Advertisement

The Question of Balkan Security

  • Branimir M. Janković
Chapter
  • 9 Downloads

Abstract

Events in the Balkans and the Near East during the First World War call for some mention of their place in the strategy of the belligerents. Although the Balkan states aligned themselves with different warring sides, they did not gain thereby the right to participate on an equal footing either in military planning or in the formulation of military objectives. Serbia is a good example, for it had to carry out military operations against the Central Powers, while fighting diplomatic battles against its own allies. Even in this new war, Serbia had to vindicate its independent policy and justify the aspirations of the Southern Slavs to unification.

Keywords

International Relation Balkan Country European Security Western Power European Power 
These keywords were added by machine and not by the authors. This process is experimental and the keywords may be updated as the learning algorithm improves.

Preview

Unable to display preview. Download preview PDF.

Unable to display preview. Download preview PDF.

Notes and References

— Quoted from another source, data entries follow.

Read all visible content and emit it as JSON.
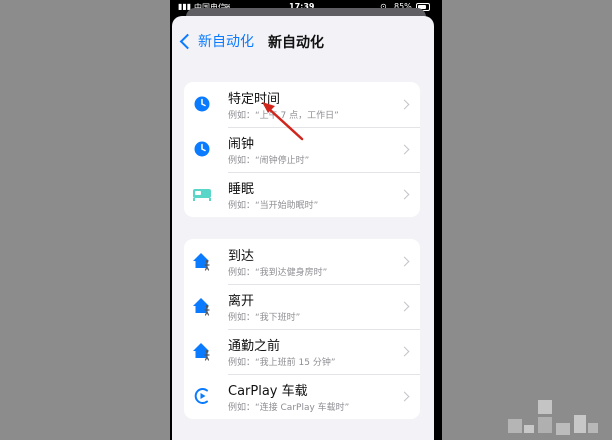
{
  "status_bar": {
    "signal": "▮▮▮",
    "carrier": "中国电信",
    "wifi": "≋",
    "time": "17:39",
    "lock": "⊙",
    "battery_text": "85%",
    "battery_level": 0.85
  },
  "nav": {
    "back_label": "新自动化",
    "title": "新自动化"
  },
  "sections": [
    {
      "items": [
        {
          "icon": "clock-icon",
          "title": "特定时间",
          "subtitle": "例如：“上午 7 点，工作日”"
        },
        {
          "icon": "alarm-icon",
          "title": "闹钟",
          "subtitle": "例如：“闹钟停止时”"
        },
        {
          "icon": "bed-icon",
          "title": "睡眠",
          "subtitle": "例如：“当开始助眠时”"
        }
      ]
    },
    {
      "items": [
        {
          "icon": "home-arrive-icon",
          "title": "到达",
          "subtitle": "例如：“我到达健身房时”"
        },
        {
          "icon": "home-leave-icon",
          "title": "离开",
          "subtitle": "例如：“我下班时”"
        },
        {
          "icon": "commute-icon",
          "title": "通勤之前",
          "subtitle": "例如：“我上班前 15 分钟”"
        },
        {
          "icon": "carplay-icon",
          "title": "CarPlay 车载",
          "subtitle": "例如：“连接 CarPlay 车载时”"
        }
      ]
    }
  ],
  "colors": {
    "accent": "#0a7aff",
    "background": "#f2f2f7",
    "annotation_arrow": "#d0261e",
    "bed_icon": "#5ad6c8"
  }
}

  1. 1.
    The Gallipoli expedition has been presented as a war episode. See Hans Herzfeld, Der Erste Weltkrieg (München: Deutscher Taschenbuch Verlag, 1968). Far more important are the strategical parallels in the study of the Balkan invasions.Google Scholar
  2. 4.
    Gerhard Schulz, Revolutionen und Friedensschlüsse 1917–20 (Deutscher Taschenbuch Verlag: München 1967) pp. 48–61.Google Scholar
  3. 5.
    Josip Broz Tito referred to the question on several occasions. For example: ‘The unification of the Southern Slavs was bound to happen; it was the idea of the most progressive men in the lands describing themselves as belonging to the Southern Slavs.’ Josip Broz Tito, Nacionalno pitanje i revolucija (Sarajevo: Svjetlost, 1977) p. 107.Google Scholar
  4. 8.
    D. Jankovic, Jugoslovensko pitanje i Krfska deklaracija 1917 godine (Beograd: Naucna knjiga, 1967) pp. 481–5.Google Scholar
  5. 12.
    D. Jankovic B. Krizman, Gradja o stvaranju jugoslovenske države, vol. I (Beograd: 1964) pp. 113–14.Google Scholar
  6. 13.
    Vladimir Dedijer, Interesne sfere (Beograd: Prosveta 1980) pp. 147–8.Google Scholar
  7. 22.
    Balkan unity was understood as a means of maintaining peace in the Balkans, as seen from the titles of the books on the subject: T. I. Geshoff, Balkan Union: A Road to Peace in Southeastern Europe (New York, 1940);Google Scholar
  8. N. J. Padelford, Peace in the Balkans: The Movement toward International Organization in the Balkans (New York, 1935).Google Scholar
  9. Also see: R. J. Kerner and H. N. Howard, The Balkan Conferences and the Balkan Entente 1930–1935 (Berkeley, California, 1936).Google Scholar
  10. 27.
    The bilateral treaties were the beginning of the attempt at ‘neutrality’. See: J. B. Hoptner, ‘Yugoslavia as Neutralist: 1937’, Journal of Central European Affairs (July, 1956) XVI, 156–76.Google Scholar
  11. 28.
    I. S. Stavrianos, The Balkans since 1453, p. 755. Quoted as an example of the legal formulation of Yugoslavia’s accession to the Tripartite Pact, whose essence has been clarified in Yugoslav literature. See, for example: V. Dedijer, Interesne sfere (Beograd: Prosveta, 1980) pp. 185–7.Google Scholar

Copyright information

© Branimir M. Janković 1988

Authors and Affiliations

  • Branimir M. Janković
    • 1
  1. 1.University of BelgradeSerbia

Personalised recommendations